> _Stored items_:
+--
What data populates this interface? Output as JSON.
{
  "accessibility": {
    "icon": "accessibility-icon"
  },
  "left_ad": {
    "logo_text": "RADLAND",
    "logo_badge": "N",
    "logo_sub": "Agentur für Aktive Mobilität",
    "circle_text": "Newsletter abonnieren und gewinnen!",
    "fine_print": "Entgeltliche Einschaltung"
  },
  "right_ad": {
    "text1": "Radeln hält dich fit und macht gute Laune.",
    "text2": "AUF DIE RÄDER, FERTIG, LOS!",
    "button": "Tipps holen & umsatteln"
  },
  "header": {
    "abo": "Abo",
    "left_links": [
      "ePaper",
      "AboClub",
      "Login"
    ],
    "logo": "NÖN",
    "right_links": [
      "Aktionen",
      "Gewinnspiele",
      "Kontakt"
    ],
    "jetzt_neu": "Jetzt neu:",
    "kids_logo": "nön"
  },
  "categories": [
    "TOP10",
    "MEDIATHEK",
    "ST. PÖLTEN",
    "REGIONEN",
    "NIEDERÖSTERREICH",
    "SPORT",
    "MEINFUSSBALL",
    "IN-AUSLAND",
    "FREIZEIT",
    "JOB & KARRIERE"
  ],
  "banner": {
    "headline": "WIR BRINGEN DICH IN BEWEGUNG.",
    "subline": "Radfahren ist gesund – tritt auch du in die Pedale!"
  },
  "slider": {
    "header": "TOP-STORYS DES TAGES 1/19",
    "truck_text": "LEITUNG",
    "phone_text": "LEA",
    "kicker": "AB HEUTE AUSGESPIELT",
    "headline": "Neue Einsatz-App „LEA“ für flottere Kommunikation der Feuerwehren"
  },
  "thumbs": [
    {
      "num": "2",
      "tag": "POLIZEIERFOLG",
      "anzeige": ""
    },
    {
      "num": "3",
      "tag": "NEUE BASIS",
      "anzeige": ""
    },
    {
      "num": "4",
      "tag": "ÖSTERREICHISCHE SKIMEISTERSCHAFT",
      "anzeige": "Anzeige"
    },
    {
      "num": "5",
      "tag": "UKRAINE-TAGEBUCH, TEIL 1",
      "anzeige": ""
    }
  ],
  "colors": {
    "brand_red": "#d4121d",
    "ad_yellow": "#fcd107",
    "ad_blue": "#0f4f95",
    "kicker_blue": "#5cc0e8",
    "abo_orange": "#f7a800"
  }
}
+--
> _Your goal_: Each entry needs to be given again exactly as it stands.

> _Task answer_:
What data populates this interface? Output as JSON.
{
  "accessibility": {
    "icon": "accessibility-icon"
  },
  "left_ad": {
    "logo_text": "RADLAND",
    "logo_badge": "N",
    "logo_sub": "Agentur für Aktive Mobilität",
    "circle_text": "Newsletter abonnieren und gewinnen!",
    "fine_print": "Entgeltliche Einschaltung"
  },
  "right_ad": {
    "text1": "Radeln hält dich fit und macht gute Laune.",
    "text2": "AUF DIE RÄDER, FERTIG, LOS!",
    "button": "Tipps holen & umsatteln"
  },
  "header": {
    "abo": "Abo",
    "left_links": [
      "ePaper",
      "AboClub",
      "Login"
    ],
    "logo": "NÖN",
    "right_links": [
      "Aktionen",
      "Gewinnspiele",
      "Kontakt"
    ],
    "jetzt_neu": "Jetzt neu:",
    "kids_logo": "nön"
  },
  "categories": [
    "TOP10",
    "MEDIATHEK",
    "ST. PÖLTEN",
    "REGIONEN",
    "NIEDERÖSTERREICH",
    "SPORT",
    "MEINFUSSBALL",
    "IN-AUSLAND",
    "FREIZEIT",
    "JOB & KARRIERE"
  ],
  "banner": {
    "headline": "WIR BRINGEN DICH IN BEWEGUNG.",
    "subline": "Radfahren ist gesund – tritt auch du in die Pedale!"
  },
  "slider": {
    "header": "TOP-STORYS DES TAGES 1/19",
    "truck_text": "LEITUNG",
    "phone_text": "LEA",
    "kicker": "AB HEUTE AUSGESPIELT",
    "headline": "Neue Einsatz-App „LEA“ für flottere Kommunikation der Feuerwehren"
  },
  "thumbs": [
    {
      "num": "2",
      "tag": "POLIZEIERFOLG",
      "anzeige": ""
    },
    {
      "num": "3",
      "tag": "NEUE BASIS",
      "anzeige": ""
    },
    {
      "num": "4",
      "tag": "ÖSTERREICHISCHE SKIMEISTERSCHAFT",
      "anzeige": "Anzeige"
    },
    {
      "num": "5",
      "tag": "UKRAINE-TAGEBUCH, TEIL 1",
      "anzeige": ""
    }
  ],
  "colors": {
    "brand_red": "#d4121d",
    "ad_yellow": "#fcd107",
    "ad_blue": "#0f4f95",
    "kicker_blue": "#5cc0e8",
    "abo_orange": "#f7a800"
  }
}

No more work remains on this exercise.